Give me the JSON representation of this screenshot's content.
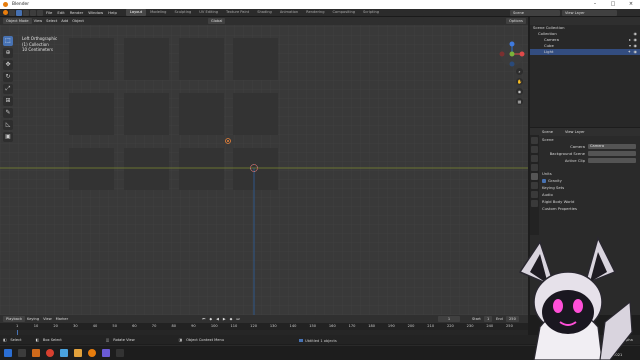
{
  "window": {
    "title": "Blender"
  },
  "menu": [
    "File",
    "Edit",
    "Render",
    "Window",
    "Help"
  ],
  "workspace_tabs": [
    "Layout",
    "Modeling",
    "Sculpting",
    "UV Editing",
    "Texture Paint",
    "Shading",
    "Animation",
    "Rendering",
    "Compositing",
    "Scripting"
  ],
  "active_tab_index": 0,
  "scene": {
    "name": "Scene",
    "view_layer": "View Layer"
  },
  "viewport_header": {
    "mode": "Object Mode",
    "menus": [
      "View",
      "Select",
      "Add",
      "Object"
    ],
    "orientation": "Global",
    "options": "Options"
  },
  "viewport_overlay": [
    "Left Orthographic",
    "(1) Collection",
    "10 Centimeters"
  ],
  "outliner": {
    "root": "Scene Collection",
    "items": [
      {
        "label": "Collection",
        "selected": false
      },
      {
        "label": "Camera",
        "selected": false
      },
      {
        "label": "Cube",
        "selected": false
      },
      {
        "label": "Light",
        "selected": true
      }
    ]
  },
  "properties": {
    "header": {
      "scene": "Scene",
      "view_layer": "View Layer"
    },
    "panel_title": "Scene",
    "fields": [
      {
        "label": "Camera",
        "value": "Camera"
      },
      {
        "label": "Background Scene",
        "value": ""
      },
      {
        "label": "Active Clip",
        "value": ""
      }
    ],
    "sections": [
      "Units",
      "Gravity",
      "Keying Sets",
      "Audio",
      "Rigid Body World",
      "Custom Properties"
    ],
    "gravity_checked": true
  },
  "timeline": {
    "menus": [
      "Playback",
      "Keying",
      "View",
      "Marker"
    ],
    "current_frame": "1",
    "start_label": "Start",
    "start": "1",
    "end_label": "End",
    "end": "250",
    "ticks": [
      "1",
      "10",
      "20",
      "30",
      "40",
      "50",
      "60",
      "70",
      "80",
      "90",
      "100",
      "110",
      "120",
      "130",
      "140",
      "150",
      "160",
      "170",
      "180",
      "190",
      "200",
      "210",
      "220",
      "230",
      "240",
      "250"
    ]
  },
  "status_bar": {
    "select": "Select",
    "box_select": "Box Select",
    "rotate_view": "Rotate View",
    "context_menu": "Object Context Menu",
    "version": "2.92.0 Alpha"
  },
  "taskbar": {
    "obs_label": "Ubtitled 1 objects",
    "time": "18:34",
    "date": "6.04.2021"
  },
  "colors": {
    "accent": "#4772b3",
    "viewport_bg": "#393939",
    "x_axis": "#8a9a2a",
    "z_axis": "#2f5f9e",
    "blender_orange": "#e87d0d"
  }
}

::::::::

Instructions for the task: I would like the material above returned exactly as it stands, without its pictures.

Exercise response:
Give me the JSON representation of this screenshot's content.
{
  "window": {
    "title": "Blender"
  },
  "menu": [
    "File",
    "Edit",
    "Render",
    "Window",
    "Help"
  ],
  "workspace_tabs": [
    "Layout",
    "Modeling",
    "Sculpting",
    "UV Editing",
    "Texture Paint",
    "Shading",
    "Animation",
    "Rendering",
    "Compositing",
    "Scripting"
  ],
  "active_tab_index": 0,
  "scene": {
    "name": "Scene",
    "view_layer": "View Layer"
  },
  "viewport_header": {
    "mode": "Object Mode",
    "menus": [
      "View",
      "Select",
      "Add",
      "Object"
    ],
    "orientation": "Global",
    "options": "Options"
  },
  "viewport_overlay": [
    "Left Orthographic",
    "(1) Collection",
    "10 Centimeters"
  ],
  "outliner": {
    "root": "Scene Collection",
    "items": [
      {
        "label": "Collection",
        "selected": false
      },
      {
        "label": "Camera",
        "selected": false
      },
      {
        "label": "Cube",
        "selected": false
      },
      {
        "label": "Light",
        "selected": true
      }
    ]
  },
  "properties": {
    "header": {
      "scene": "Scene",
      "view_layer": "View Layer"
    },
    "panel_title": "Scene",
    "fields": [
      {
        "label": "Camera",
        "value": "Camera"
      },
      {
        "label": "Background Scene",
        "value": ""
      },
      {
        "label": "Active Clip",
        "value": ""
      }
    ],
    "sections": [
      "Units",
      "Gravity",
      "Keying Sets",
      "Audio",
      "Rigid Body World",
      "Custom Properties"
    ],
    "gravity_checked": true
  },
  "timeline": {
    "menus": [
      "Playback",
      "Keying",
      "View",
      "Marker"
    ],
    "current_frame": "1",
    "start_label": "Start",
    "start": "1",
    "end_label": "End",
    "end": "250",
    "ticks": [
      "1",
      "10",
      "20",
      "30",
      "40",
      "50",
      "60",
      "70",
      "80",
      "90",
      "100",
      "110",
      "120",
      "130",
      "140",
      "150",
      "160",
      "170",
      "180",
      "190",
      "200",
      "210",
      "220",
      "230",
      "240",
      "250"
    ]
  },
  "status_bar": {
    "select": "Select",
    "box_select": "Box Select",
    "rotate_view": "Rotate View",
    "context_menu": "Object Context Menu",
    "version": "2.92.0 Alpha"
  },
  "taskbar": {
    "obs_label": "Ubtitled 1 objects",
    "time": "18:34",
    "date": "6.04.2021"
  },
  "colors": {
    "accent": "#4772b3",
    "viewport_bg": "#393939",
    "x_axis": "#8a9a2a",
    "z_axis": "#2f5f9e",
    "blender_orange": "#e87d0d"
  }
}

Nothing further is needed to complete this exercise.